> [YOUR TASK]: If a line of the data below holds the word "screenshot", list it.

━━━━

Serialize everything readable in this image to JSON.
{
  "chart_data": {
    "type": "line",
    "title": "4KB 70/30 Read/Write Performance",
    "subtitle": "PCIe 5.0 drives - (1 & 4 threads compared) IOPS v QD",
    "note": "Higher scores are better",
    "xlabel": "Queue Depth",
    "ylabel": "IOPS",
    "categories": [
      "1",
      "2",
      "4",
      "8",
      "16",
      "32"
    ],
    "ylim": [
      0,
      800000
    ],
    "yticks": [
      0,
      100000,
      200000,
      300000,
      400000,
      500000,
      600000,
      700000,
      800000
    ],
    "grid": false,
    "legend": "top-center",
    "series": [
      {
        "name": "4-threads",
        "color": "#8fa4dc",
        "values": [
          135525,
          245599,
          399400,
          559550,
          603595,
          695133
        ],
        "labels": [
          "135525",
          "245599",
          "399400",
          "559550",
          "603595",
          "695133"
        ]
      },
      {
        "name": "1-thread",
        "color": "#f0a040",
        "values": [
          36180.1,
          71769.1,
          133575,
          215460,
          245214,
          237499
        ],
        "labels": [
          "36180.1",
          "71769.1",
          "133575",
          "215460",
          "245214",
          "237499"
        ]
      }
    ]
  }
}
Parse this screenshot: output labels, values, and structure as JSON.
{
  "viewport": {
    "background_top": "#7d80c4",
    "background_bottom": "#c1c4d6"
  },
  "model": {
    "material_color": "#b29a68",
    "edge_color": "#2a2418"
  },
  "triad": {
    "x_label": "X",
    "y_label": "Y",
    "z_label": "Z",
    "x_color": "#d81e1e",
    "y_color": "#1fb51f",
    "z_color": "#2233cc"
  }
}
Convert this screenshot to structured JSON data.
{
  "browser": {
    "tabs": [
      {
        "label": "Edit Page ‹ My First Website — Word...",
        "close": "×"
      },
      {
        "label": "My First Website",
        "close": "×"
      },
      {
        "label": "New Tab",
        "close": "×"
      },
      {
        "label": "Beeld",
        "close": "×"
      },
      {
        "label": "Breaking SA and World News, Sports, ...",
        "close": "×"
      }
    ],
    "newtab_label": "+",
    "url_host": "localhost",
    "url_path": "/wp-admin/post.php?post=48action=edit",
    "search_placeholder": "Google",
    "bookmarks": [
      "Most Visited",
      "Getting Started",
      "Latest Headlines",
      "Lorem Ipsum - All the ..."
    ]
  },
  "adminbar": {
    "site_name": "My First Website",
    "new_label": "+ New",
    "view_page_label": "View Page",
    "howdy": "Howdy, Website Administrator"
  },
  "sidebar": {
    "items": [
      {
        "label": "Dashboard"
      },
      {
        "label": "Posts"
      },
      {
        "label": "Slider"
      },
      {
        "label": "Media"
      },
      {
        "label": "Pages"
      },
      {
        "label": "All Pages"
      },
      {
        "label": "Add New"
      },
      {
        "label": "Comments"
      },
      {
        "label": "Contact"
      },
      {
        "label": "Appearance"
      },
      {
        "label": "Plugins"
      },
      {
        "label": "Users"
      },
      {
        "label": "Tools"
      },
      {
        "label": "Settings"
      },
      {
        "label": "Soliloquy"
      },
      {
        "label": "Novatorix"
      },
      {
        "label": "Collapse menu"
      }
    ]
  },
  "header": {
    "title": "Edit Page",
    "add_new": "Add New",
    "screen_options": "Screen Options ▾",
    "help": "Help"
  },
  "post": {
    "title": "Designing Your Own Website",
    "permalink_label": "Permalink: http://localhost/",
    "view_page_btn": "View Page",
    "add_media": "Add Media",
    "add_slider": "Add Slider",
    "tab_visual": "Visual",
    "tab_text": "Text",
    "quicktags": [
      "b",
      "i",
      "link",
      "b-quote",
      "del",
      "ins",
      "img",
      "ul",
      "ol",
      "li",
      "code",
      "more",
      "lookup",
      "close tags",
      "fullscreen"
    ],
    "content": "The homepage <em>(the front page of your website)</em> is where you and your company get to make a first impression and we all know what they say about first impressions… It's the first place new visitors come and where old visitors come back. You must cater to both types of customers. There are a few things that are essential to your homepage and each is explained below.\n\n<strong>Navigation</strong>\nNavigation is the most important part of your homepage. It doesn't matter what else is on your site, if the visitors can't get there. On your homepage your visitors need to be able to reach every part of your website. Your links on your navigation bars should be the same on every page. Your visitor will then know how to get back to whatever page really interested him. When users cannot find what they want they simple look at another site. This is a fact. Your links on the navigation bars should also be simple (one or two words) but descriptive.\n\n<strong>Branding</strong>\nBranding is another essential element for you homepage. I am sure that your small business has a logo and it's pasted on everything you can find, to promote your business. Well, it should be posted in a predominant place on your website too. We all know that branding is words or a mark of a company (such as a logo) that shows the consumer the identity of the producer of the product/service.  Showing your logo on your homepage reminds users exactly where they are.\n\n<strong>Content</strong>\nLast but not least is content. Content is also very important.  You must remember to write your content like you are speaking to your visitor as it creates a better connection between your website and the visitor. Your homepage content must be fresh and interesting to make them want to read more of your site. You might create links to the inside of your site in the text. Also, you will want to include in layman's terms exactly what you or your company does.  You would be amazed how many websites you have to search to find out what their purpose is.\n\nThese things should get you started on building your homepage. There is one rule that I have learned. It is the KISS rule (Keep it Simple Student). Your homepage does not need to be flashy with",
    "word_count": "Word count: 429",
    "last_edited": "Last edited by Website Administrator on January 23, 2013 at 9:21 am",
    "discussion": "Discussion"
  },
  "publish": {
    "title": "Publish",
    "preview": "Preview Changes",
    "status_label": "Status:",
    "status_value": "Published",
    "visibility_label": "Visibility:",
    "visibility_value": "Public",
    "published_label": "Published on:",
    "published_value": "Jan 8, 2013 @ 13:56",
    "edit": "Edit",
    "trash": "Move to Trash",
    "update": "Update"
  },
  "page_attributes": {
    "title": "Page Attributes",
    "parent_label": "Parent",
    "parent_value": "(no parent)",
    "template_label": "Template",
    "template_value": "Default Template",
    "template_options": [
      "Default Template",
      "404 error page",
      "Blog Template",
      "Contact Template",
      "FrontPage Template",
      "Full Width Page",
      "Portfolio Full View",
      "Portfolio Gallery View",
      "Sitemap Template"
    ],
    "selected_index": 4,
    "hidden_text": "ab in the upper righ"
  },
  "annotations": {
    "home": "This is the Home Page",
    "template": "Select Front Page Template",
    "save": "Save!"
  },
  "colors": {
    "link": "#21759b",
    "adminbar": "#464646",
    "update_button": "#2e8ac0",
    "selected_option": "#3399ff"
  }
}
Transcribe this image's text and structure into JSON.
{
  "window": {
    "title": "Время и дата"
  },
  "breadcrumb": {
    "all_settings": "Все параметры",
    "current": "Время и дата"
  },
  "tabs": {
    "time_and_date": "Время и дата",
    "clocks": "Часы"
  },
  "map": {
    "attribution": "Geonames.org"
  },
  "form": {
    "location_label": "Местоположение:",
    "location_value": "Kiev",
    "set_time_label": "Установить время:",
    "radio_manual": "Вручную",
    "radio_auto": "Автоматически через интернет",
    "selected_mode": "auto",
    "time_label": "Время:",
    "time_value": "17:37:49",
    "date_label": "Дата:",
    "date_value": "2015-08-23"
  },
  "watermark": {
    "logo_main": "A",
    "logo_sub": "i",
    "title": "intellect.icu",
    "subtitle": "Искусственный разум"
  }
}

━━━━

> [EXERCISE RESPONSE]:
Parse this screenshot: output labels, values, and structure as JSON.
Convert this screenshot to structured JSON data.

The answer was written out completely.